DATA FOR THIS TASK Block Start
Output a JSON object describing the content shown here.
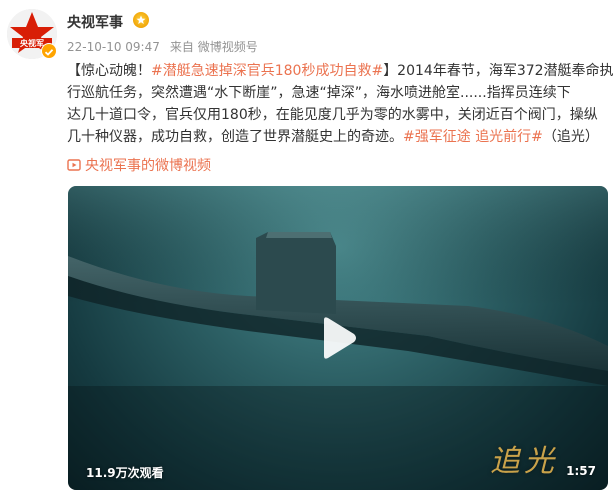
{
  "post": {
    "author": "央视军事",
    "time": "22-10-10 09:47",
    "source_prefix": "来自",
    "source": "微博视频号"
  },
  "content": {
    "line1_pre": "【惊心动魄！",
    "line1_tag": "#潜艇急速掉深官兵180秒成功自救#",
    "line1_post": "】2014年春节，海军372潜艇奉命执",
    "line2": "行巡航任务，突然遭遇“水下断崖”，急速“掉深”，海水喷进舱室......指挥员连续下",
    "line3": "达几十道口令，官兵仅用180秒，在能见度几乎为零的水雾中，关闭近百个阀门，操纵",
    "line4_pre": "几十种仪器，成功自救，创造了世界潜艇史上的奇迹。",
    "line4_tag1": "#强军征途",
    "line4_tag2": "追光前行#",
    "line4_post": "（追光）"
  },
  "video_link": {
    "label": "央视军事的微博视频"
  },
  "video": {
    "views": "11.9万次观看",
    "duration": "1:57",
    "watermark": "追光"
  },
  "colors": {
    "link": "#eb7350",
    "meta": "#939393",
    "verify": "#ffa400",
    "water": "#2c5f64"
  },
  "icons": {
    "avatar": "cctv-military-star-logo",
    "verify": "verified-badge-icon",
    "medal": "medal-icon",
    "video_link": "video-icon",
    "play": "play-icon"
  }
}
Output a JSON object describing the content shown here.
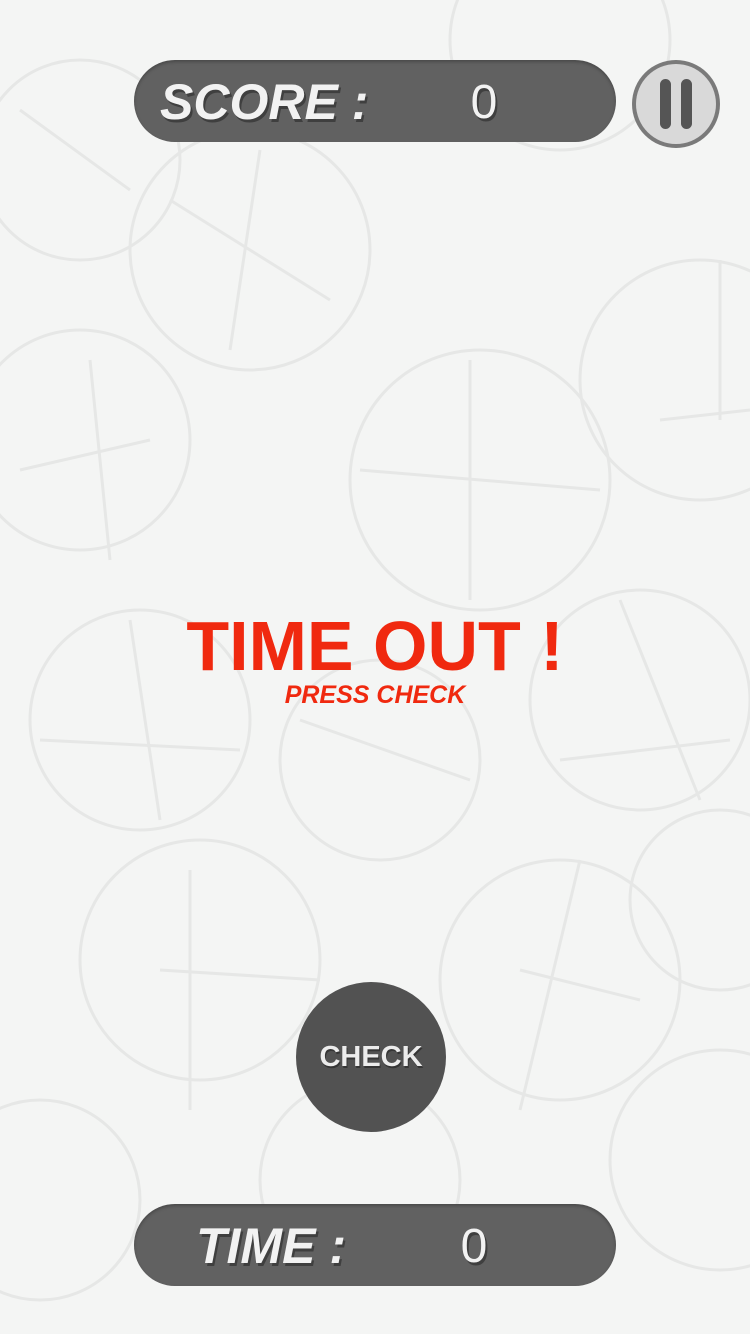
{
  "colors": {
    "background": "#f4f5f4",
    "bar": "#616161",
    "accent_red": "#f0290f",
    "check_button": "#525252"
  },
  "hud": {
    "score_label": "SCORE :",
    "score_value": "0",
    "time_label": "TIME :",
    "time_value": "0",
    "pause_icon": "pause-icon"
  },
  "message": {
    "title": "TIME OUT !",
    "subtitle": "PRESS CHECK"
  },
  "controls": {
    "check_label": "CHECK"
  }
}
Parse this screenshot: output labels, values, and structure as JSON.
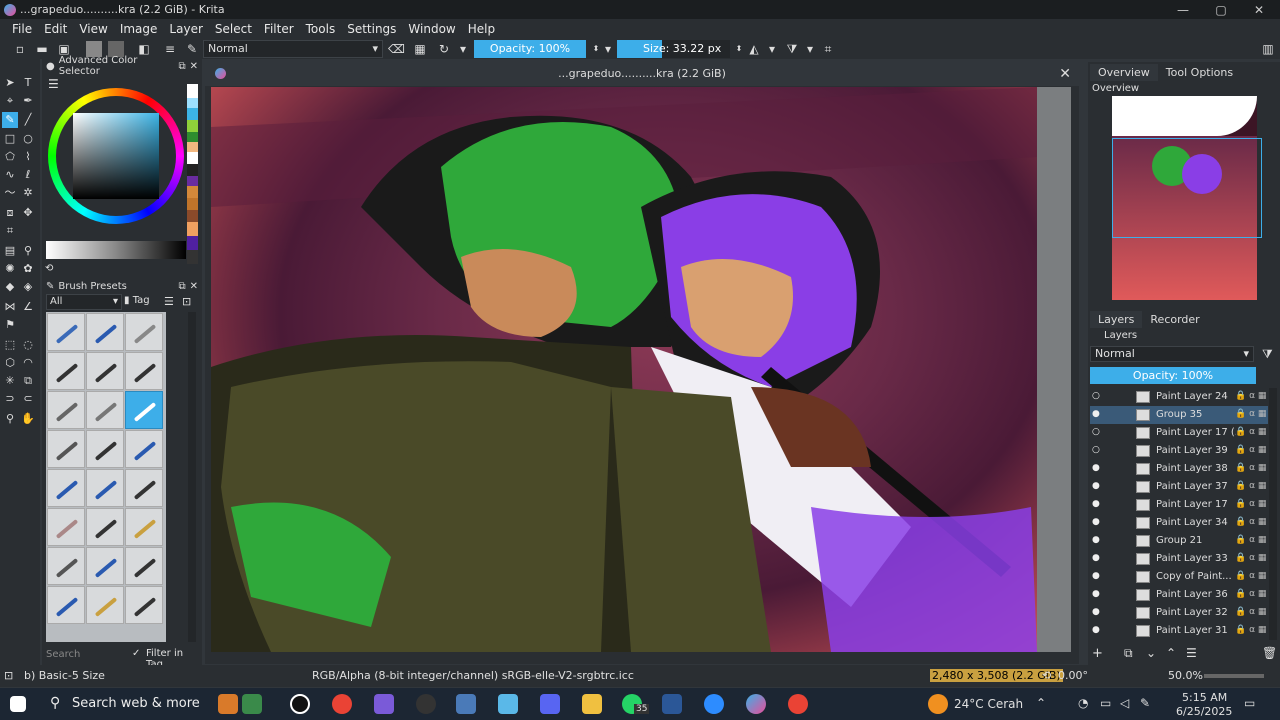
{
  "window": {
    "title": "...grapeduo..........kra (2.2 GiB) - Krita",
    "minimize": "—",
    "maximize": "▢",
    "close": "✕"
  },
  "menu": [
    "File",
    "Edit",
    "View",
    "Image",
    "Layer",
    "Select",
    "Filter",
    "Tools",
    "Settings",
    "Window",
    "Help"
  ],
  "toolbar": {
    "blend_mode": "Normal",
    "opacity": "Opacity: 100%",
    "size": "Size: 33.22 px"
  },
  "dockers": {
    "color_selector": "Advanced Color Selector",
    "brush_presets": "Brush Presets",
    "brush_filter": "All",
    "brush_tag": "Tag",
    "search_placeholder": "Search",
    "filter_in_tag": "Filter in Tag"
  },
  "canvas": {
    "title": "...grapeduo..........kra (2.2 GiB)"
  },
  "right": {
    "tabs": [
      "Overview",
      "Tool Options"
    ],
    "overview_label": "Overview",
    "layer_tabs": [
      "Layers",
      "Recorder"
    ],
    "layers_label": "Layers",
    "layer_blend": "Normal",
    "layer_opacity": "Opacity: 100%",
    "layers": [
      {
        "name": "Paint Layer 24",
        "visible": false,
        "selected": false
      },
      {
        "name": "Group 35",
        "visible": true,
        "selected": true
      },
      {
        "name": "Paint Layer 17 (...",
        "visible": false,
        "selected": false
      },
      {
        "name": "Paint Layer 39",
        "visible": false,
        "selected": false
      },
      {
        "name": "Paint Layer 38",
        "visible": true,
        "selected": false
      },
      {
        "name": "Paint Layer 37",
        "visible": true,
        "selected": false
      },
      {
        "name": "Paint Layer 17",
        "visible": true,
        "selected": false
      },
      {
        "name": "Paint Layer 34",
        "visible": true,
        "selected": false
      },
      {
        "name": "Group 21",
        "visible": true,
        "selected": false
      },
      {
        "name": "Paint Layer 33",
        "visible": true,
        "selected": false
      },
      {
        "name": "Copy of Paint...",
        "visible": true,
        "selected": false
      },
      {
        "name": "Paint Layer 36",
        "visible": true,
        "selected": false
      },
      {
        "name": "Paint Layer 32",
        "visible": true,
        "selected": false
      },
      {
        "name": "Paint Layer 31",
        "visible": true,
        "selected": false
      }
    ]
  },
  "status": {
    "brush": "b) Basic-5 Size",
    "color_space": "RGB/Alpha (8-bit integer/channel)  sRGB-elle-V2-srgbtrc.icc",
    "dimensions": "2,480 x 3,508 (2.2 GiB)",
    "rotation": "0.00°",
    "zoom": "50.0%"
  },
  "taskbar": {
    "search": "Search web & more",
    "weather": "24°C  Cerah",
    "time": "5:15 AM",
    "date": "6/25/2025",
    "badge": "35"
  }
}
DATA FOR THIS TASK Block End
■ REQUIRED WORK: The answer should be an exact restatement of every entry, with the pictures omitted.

■ SOLUTION TO THE EXERCISE:
Output a JSON object describing the content shown here.
{
  "post": {
    "author": "央视军事",
    "time": "22-10-10 09:47",
    "source_prefix": "来自",
    "source": "微博视频号"
  },
  "content": {
    "line1_pre": "【惊心动魄！",
    "line1_tag": "#潜艇急速掉深官兵180秒成功自救#",
    "line1_post": "】2014年春节，海军372潜艇奉命执",
    "line2": "行巡航任务，突然遭遇“水下断崖”，急速“掉深”，海水喷进舱室......指挥员连续下",
    "line3": "达几十道口令，官兵仅用180秒，在能见度几乎为零的水雾中，关闭近百个阀门，操纵",
    "line4_pre": "几十种仪器，成功自救，创造了世界潜艇史上的奇迹。",
    "line4_tag1": "#强军征途",
    "line4_tag2": "追光前行#",
    "line4_post": "（追光）"
  },
  "video_link": {
    "label": "央视军事的微博视频"
  },
  "video": {
    "views": "11.9万次观看",
    "duration": "1:57",
    "watermark": "追光"
  },
  "colors": {
    "link": "#eb7350",
    "meta": "#939393",
    "verify": "#ffa400",
    "water": "#2c5f64"
  },
  "icons": {
    "avatar": "cctv-military-star-logo",
    "verify": "verified-badge-icon",
    "medal": "medal-icon",
    "video_link": "video-icon",
    "play": "play-icon"
  }
}
Output a JSON object describing the content shown here.
{
  "colors": {
    "background": "#f4f5f4",
    "bar": "#616161",
    "accent_red": "#f0290f",
    "check_button": "#525252"
  },
  "hud": {
    "score_label": "SCORE :",
    "score_value": "0",
    "time_label": "TIME :",
    "time_value": "0",
    "pause_icon": "pause-icon"
  },
  "message": {
    "title": "TIME OUT !",
    "subtitle": "PRESS CHECK"
  },
  "controls": {
    "check_label": "CHECK"
  }
}
Parse this screenshot: output labels, values, and structure as JSON.
{
  "window": {
    "title": "...grapeduo..........kra (2.2 GiB) - Krita",
    "minimize": "—",
    "maximize": "▢",
    "close": "✕"
  },
  "menu": [
    "File",
    "Edit",
    "View",
    "Image",
    "Layer",
    "Select",
    "Filter",
    "Tools",
    "Settings",
    "Window",
    "Help"
  ],
  "toolbar": {
    "blend_mode": "Normal",
    "opacity": "Opacity: 100%",
    "size": "Size: 33.22 px"
  },
  "dockers": {
    "color_selector": "Advanced Color Selector",
    "brush_presets": "Brush Presets",
    "brush_filter": "All",
    "brush_tag": "Tag",
    "search_placeholder": "Search",
    "filter_in_tag": "Filter in Tag"
  },
  "canvas": {
    "title": "...grapeduo..........kra (2.2 GiB)"
  },
  "right": {
    "tabs": [
      "Overview",
      "Tool Options"
    ],
    "overview_label": "Overview",
    "layer_tabs": [
      "Layers",
      "Recorder"
    ],
    "layers_label": "Layers",
    "layer_blend": "Normal",
    "layer_opacity": "Opacity: 100%",
    "layers": [
      {
        "name": "Paint Layer 24",
        "visible": false,
        "selected": false
      },
      {
        "name": "Group 35",
        "visible": true,
        "selected": true
      },
      {
        "name": "Paint Layer 17 (...",
        "visible": false,
        "selected": false
      },
      {
        "name": "Paint Layer 39",
        "visible": false,
        "selected": false
      },
      {
        "name": "Paint Layer 38",
        "visible": true,
        "selected": false
      },
      {
        "name": "Paint Layer 37",
        "visible": true,
        "selected": false
      },
      {
        "name": "Paint Layer 17",
        "visible": true,
        "selected": false
      },
      {
        "name": "Paint Layer 34",
        "visible": true,
        "selected": false
      },
      {
        "name": "Group 21",
        "visible": true,
        "selected": false
      },
      {
        "name": "Paint Layer 33",
        "visible": true,
        "selected": false
      },
      {
        "name": "Copy of Paint...",
        "visible": true,
        "selected": false
      },
      {
        "name": "Paint Layer 36",
        "visible": true,
        "selected": false
      },
      {
        "name": "Paint Layer 32",
        "visible": true,
        "selected": false
      },
      {
        "name": "Paint Layer 31",
        "visible": true,
        "selected": false
      }
    ]
  },
  "status": {
    "brush": "b) Basic-5 Size",
    "color_space": "RGB/Alpha (8-bit integer/channel)  sRGB-elle-V2-srgbtrc.icc",
    "dimensions": "2,480 x 3,508 (2.2 GiB)",
    "rotation": "0.00°",
    "zoom": "50.0%"
  },
  "taskbar": {
    "search": "Search web & more",
    "weather": "24°C  Cerah",
    "time": "5:15 AM",
    "date": "6/25/2025",
    "badge": "35"
  }
}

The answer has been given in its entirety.